> _TO DO_: This exercise asks for the entries below to be printed exactly.

> _EXCERPTED RECORDS_:
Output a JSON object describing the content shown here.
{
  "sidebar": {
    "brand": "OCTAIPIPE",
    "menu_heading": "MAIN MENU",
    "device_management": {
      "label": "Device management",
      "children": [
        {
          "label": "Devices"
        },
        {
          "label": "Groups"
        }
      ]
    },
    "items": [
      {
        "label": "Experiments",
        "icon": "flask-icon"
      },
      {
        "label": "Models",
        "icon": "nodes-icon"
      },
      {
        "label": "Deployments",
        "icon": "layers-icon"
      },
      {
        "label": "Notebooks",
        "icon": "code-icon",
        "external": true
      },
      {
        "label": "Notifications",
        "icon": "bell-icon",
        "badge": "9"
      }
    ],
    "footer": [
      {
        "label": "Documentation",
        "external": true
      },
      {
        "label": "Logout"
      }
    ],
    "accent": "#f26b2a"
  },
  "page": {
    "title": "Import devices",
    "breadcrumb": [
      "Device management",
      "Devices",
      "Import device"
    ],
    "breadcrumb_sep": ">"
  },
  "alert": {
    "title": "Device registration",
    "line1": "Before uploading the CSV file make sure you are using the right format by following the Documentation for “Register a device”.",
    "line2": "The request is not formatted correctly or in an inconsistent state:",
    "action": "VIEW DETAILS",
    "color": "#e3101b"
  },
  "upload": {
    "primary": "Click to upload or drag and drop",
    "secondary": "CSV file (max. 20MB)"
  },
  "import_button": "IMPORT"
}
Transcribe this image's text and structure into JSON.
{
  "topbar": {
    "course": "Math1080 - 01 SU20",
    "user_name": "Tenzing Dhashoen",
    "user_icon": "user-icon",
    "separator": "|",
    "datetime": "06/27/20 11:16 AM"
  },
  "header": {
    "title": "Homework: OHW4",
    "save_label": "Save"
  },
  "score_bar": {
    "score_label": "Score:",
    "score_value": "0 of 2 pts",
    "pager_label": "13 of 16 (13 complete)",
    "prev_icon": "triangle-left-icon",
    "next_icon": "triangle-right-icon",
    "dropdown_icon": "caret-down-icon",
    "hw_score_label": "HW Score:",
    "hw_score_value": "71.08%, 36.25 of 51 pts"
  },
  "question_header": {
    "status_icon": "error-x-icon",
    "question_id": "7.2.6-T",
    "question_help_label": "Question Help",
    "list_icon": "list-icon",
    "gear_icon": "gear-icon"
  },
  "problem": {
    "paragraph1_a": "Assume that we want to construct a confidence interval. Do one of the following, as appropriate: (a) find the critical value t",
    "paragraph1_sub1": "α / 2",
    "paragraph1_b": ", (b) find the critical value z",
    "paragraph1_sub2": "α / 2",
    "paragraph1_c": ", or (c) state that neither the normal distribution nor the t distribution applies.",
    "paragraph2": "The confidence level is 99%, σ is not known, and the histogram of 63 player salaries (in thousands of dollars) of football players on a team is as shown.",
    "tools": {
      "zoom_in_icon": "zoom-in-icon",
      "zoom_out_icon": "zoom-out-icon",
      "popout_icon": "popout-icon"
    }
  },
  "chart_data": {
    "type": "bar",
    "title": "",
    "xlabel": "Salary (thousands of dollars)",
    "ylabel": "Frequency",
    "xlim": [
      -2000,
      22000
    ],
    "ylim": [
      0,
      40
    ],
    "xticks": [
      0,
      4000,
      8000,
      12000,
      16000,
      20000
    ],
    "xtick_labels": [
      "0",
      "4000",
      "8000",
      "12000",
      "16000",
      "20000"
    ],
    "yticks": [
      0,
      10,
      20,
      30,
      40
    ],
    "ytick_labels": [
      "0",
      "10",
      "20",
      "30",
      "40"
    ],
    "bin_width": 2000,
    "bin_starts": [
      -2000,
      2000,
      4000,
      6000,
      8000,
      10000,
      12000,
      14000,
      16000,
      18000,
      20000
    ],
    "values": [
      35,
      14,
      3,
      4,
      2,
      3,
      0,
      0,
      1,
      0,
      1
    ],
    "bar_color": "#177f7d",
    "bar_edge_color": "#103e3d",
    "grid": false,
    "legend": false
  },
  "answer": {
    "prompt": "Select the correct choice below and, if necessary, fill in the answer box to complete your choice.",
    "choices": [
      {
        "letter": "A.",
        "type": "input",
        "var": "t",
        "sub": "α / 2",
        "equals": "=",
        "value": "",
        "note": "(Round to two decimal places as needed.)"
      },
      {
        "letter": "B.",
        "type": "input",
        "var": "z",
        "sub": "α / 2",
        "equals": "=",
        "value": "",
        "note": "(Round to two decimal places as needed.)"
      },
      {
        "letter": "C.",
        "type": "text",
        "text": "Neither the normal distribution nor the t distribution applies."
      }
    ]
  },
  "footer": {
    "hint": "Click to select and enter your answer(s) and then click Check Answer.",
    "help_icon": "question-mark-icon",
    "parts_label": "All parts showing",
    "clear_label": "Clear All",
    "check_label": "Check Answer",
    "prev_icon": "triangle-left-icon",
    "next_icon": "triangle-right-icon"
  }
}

> _TASK RESULT_:
Output a JSON object describing the content shown here.
{
  "sidebar": {
    "brand": "OCTAIPIPE",
    "menu_heading": "MAIN MENU",
    "device_management": {
      "label": "Device management",
      "children": [
        {
          "label": "Devices"
        },
        {
          "label": "Groups"
        }
      ]
    },
    "items": [
      {
        "label": "Experiments",
        "icon": "flask-icon"
      },
      {
        "label": "Models",
        "icon": "nodes-icon"
      },
      {
        "label": "Deployments",
        "icon": "layers-icon"
      },
      {
        "label": "Notebooks",
        "icon": "code-icon",
        "external": true
      },
      {
        "label": "Notifications",
        "icon": "bell-icon",
        "badge": "9"
      }
    ],
    "footer": [
      {
        "label": "Documentation",
        "external": true
      },
      {
        "label": "Logout"
      }
    ],
    "accent": "#f26b2a"
  },
  "page": {
    "title": "Import devices",
    "breadcrumb": [
      "Device management",
      "Devices",
      "Import device"
    ],
    "breadcrumb_sep": ">"
  },
  "alert": {
    "title": "Device registration",
    "line1": "Before uploading the CSV file make sure you are using the right format by following the Documentation for “Register a device”.",
    "line2": "The request is not formatted correctly or in an inconsistent state:",
    "action": "VIEW DETAILS",
    "color": "#e3101b"
  },
  "upload": {
    "primary": "Click to upload or drag and drop",
    "secondary": "CSV file (max. 20MB)"
  },
  "import_button": "IMPORT"
}
Transcribe this image's text and structure into JSON.
{
  "topbar": {
    "course": "Math1080 - 01 SU20",
    "user_name": "Tenzing Dhashoen",
    "user_icon": "user-icon",
    "separator": "|",
    "datetime": "06/27/20 11:16 AM"
  },
  "header": {
    "title": "Homework: OHW4",
    "save_label": "Save"
  },
  "score_bar": {
    "score_label": "Score:",
    "score_value": "0 of 2 pts",
    "pager_label": "13 of 16 (13 complete)",
    "prev_icon": "triangle-left-icon",
    "next_icon": "triangle-right-icon",
    "dropdown_icon": "caret-down-icon",
    "hw_score_label": "HW Score:",
    "hw_score_value": "71.08%, 36.25 of 51 pts"
  },
  "question_header": {
    "status_icon": "error-x-icon",
    "question_id": "7.2.6-T",
    "question_help_label": "Question Help",
    "list_icon": "list-icon",
    "gear_icon": "gear-icon"
  },
  "problem": {
    "paragraph1_a": "Assume that we want to construct a confidence interval. Do one of the following, as appropriate: (a) find the critical value t",
    "paragraph1_sub1": "α / 2",
    "paragraph1_b": ", (b) find the critical value z",
    "paragraph1_sub2": "α / 2",
    "paragraph1_c": ", or (c) state that neither the normal distribution nor the t distribution applies.",
    "paragraph2": "The confidence level is 99%, σ is not known, and the histogram of 63 player salaries (in thousands of dollars) of football players on a team is as shown.",
    "tools": {
      "zoom_in_icon": "zoom-in-icon",
      "zoom_out_icon": "zoom-out-icon",
      "popout_icon": "popout-icon"
    }
  },
  "chart_data": {
    "type": "bar",
    "title": "",
    "xlabel": "Salary (thousands of dollars)",
    "ylabel": "Frequency",
    "xlim": [
      -2000,
      22000
    ],
    "ylim": [
      0,
      40
    ],
    "xticks": [
      0,
      4000,
      8000,
      12000,
      16000,
      20000
    ],
    "xtick_labels": [
      "0",
      "4000",
      "8000",
      "12000",
      "16000",
      "20000"
    ],
    "yticks": [
      0,
      10,
      20,
      30,
      40
    ],
    "ytick_labels": [
      "0",
      "10",
      "20",
      "30",
      "40"
    ],
    "bin_width": 2000,
    "bin_starts": [
      -2000,
      2000,
      4000,
      6000,
      8000,
      10000,
      12000,
      14000,
      16000,
      18000,
      20000
    ],
    "values": [
      35,
      14,
      3,
      4,
      2,
      3,
      0,
      0,
      1,
      0,
      1
    ],
    "bar_color": "#177f7d",
    "bar_edge_color": "#103e3d",
    "grid": false,
    "legend": false
  },
  "answer": {
    "prompt": "Select the correct choice below and, if necessary, fill in the answer box to complete your choice.",
    "choices": [
      {
        "letter": "A.",
        "type": "input",
        "var": "t",
        "sub": "α / 2",
        "equals": "=",
        "value": "",
        "note": "(Round to two decimal places as needed.)"
      },
      {
        "letter": "B.",
        "type": "input",
        "var": "z",
        "sub": "α / 2",
        "equals": "=",
        "value": "",
        "note": "(Round to two decimal places as needed.)"
      },
      {
        "letter": "C.",
        "type": "text",
        "text": "Neither the normal distribution nor the t distribution applies."
      }
    ]
  },
  "footer": {
    "hint": "Click to select and enter your answer(s) and then click Check Answer.",
    "help_icon": "question-mark-icon",
    "parts_label": "All parts showing",
    "clear_label": "Clear All",
    "check_label": "Check Answer",
    "prev_icon": "triangle-left-icon",
    "next_icon": "triangle-right-icon"
  }
}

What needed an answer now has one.